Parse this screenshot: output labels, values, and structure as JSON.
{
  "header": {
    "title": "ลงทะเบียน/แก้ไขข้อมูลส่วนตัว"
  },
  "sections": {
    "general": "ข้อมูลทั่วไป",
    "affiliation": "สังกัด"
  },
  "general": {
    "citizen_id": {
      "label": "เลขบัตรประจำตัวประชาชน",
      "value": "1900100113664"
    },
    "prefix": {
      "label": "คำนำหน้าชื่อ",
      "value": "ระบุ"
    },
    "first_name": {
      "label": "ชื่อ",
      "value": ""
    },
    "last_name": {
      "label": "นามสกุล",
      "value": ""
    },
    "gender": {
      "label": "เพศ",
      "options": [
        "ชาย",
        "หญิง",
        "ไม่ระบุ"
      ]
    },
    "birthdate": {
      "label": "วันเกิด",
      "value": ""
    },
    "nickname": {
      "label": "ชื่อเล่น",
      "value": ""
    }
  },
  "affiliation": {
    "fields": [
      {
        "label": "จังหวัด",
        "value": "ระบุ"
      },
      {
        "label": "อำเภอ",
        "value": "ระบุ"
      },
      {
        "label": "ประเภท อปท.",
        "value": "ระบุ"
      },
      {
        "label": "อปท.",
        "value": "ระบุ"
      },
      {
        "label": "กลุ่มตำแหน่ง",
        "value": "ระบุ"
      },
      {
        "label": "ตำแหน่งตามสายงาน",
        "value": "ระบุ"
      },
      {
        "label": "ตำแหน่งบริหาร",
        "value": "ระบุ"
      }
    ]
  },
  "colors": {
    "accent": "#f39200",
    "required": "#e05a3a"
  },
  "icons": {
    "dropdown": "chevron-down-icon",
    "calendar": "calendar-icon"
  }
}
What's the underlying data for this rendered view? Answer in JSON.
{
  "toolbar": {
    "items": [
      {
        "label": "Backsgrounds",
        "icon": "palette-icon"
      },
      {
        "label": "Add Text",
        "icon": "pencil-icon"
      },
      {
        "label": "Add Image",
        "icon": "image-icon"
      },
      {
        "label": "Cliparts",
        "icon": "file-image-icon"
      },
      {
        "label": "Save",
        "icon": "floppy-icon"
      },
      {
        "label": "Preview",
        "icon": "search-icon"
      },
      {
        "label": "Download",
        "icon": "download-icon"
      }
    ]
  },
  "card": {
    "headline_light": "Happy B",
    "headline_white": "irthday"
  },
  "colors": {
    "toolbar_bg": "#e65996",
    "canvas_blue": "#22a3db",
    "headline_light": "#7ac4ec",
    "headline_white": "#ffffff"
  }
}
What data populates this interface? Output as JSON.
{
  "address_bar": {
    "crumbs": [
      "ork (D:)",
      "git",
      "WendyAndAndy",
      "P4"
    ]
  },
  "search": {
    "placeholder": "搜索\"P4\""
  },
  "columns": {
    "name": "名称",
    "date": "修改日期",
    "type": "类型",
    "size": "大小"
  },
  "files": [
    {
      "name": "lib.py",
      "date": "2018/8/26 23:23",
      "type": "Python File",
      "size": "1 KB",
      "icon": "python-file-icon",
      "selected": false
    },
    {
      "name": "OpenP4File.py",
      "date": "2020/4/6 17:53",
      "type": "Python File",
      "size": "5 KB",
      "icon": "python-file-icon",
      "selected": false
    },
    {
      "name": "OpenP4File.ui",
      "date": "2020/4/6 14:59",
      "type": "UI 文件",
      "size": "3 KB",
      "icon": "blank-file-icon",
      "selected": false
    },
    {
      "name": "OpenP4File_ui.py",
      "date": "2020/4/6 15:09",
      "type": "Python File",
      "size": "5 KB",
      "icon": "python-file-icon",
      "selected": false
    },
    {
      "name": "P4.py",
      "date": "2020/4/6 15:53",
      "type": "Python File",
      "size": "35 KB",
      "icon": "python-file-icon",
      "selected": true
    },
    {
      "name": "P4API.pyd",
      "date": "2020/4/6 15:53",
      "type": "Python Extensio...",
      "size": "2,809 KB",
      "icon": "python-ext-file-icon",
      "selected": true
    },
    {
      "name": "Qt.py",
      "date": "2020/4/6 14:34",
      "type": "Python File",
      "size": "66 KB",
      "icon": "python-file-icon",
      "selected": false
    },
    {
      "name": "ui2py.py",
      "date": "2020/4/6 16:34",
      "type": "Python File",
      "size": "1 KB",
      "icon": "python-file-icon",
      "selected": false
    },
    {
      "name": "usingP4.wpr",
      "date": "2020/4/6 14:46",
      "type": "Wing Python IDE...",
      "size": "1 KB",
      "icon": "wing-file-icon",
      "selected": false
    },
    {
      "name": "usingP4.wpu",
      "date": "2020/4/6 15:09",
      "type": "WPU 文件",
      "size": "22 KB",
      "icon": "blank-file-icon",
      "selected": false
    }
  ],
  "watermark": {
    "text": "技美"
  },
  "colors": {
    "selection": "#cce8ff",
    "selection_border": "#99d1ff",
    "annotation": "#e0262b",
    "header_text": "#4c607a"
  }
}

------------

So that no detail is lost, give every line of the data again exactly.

**RESPONSE AREA:**
Parse this screenshot: output labels, values, and structure as JSON.
{
  "header": {
    "title": "ลงทะเบียน/แก้ไขข้อมูลส่วนตัว"
  },
  "sections": {
    "general": "ข้อมูลทั่วไป",
    "affiliation": "สังกัด"
  },
  "general": {
    "citizen_id": {
      "label": "เลขบัตรประจำตัวประชาชน",
      "value": "1900100113664"
    },
    "prefix": {
      "label": "คำนำหน้าชื่อ",
      "value": "ระบุ"
    },
    "first_name": {
      "label": "ชื่อ",
      "value": ""
    },
    "last_name": {
      "label": "นามสกุล",
      "value": ""
    },
    "gender": {
      "label": "เพศ",
      "options": [
        "ชาย",
        "หญิง",
        "ไม่ระบุ"
      ]
    },
    "birthdate": {
      "label": "วันเกิด",
      "value": ""
    },
    "nickname": {
      "label": "ชื่อเล่น",
      "value": ""
    }
  },
  "affiliation": {
    "fields": [
      {
        "label": "จังหวัด",
        "value": "ระบุ"
      },
      {
        "label": "อำเภอ",
        "value": "ระบุ"
      },
      {
        "label": "ประเภท อปท.",
        "value": "ระบุ"
      },
      {
        "label": "อปท.",
        "value": "ระบุ"
      },
      {
        "label": "กลุ่มตำแหน่ง",
        "value": "ระบุ"
      },
      {
        "label": "ตำแหน่งตามสายงาน",
        "value": "ระบุ"
      },
      {
        "label": "ตำแหน่งบริหาร",
        "value": "ระบุ"
      }
    ]
  },
  "colors": {
    "accent": "#f39200",
    "required": "#e05a3a"
  },
  "icons": {
    "dropdown": "chevron-down-icon",
    "calendar": "calendar-icon"
  }
}
What's the underlying data for this rendered view? Answer in JSON.
{
  "toolbar": {
    "items": [
      {
        "label": "Backsgrounds",
        "icon": "palette-icon"
      },
      {
        "label": "Add Text",
        "icon": "pencil-icon"
      },
      {
        "label": "Add Image",
        "icon": "image-icon"
      },
      {
        "label": "Cliparts",
        "icon": "file-image-icon"
      },
      {
        "label": "Save",
        "icon": "floppy-icon"
      },
      {
        "label": "Preview",
        "icon": "search-icon"
      },
      {
        "label": "Download",
        "icon": "download-icon"
      }
    ]
  },
  "card": {
    "headline_light": "Happy B",
    "headline_white": "irthday"
  },
  "colors": {
    "toolbar_bg": "#e65996",
    "canvas_blue": "#22a3db",
    "headline_light": "#7ac4ec",
    "headline_white": "#ffffff"
  }
}
What data populates this interface? Output as JSON.
{
  "address_bar": {
    "crumbs": [
      "ork (D:)",
      "git",
      "WendyAndAndy",
      "P4"
    ]
  },
  "search": {
    "placeholder": "搜索\"P4\""
  },
  "columns": {
    "name": "名称",
    "date": "修改日期",
    "type": "类型",
    "size": "大小"
  },
  "files": [
    {
      "name": "lib.py",
      "date": "2018/8/26 23:23",
      "type": "Python File",
      "size": "1 KB",
      "icon": "python-file-icon",
      "selected": false
    },
    {
      "name": "OpenP4File.py",
      "date": "2020/4/6 17:53",
      "type": "Python File",
      "size": "5 KB",
      "icon": "python-file-icon",
      "selected": false
    },
    {
      "name": "OpenP4File.ui",
      "date": "2020/4/6 14:59",
      "type": "UI 文件",
      "size": "3 KB",
      "icon": "blank-file-icon",
      "selected": false
    },
    {
      "name": "OpenP4File_ui.py",
      "date": "2020/4/6 15:09",
      "type": "Python File",
      "size": "5 KB",
      "icon": "python-file-icon",
      "selected": false
    },
    {
      "name": "P4.py",
      "date": "2020/4/6 15:53",
      "type": "Python File",
      "size": "35 KB",
      "icon": "python-file-icon",
      "selected": true
    },
    {
      "name": "P4API.pyd",
      "date": "2020/4/6 15:53",
      "type": "Python Extensio...",
      "size": "2,809 KB",
      "icon": "python-ext-file-icon",
      "selected": true
    },
    {
      "name": "Qt.py",
      "date": "2020/4/6 14:34",
      "type": "Python File",
      "size": "66 KB",
      "icon": "python-file-icon",
      "selected": false
    },
    {
      "name": "ui2py.py",
      "date": "2020/4/6 16:34",
      "type": "Python File",
      "size": "1 KB",
      "icon": "python-file-icon",
      "selected": false
    },
    {
      "name": "usingP4.wpr",
      "date": "2020/4/6 14:46",
      "type": "Wing Python IDE...",
      "size": "1 KB",
      "icon": "wing-file-icon",
      "selected": false
    },
    {
      "name": "usingP4.wpu",
      "date": "2020/4/6 15:09",
      "type": "WPU 文件",
      "size": "22 KB",
      "icon": "blank-file-icon",
      "selected": false
    }
  ],
  "watermark": {
    "text": "技美"
  },
  "colors": {
    "selection": "#cce8ff",
    "selection_border": "#99d1ff",
    "annotation": "#e0262b",
    "header_text": "#4c607a"
  }
}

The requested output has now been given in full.